» **WORK REQUEST**:
Return every line below in which "icon" appears.

[Dataset records]

>>>>

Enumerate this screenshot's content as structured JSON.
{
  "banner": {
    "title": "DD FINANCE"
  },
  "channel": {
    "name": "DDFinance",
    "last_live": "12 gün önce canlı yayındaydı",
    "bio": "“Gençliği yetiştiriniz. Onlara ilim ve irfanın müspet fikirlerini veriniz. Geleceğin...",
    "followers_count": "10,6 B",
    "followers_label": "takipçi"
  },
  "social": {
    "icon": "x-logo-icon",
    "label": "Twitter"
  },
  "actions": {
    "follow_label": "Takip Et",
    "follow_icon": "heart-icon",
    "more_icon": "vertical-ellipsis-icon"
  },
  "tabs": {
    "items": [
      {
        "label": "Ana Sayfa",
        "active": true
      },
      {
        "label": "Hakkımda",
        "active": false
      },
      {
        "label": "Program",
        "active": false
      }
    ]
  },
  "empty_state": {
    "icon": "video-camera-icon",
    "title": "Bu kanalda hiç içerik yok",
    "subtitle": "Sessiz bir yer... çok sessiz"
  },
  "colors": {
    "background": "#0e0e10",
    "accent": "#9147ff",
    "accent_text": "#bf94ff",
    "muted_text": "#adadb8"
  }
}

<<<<

» **ANSWER TO THIS TASK**:
    "icon": "x-logo-icon",
    "follow_icon": "heart-icon",
    "more_icon": "vertical-ellipsis-icon"
    "icon": "video-camera-icon",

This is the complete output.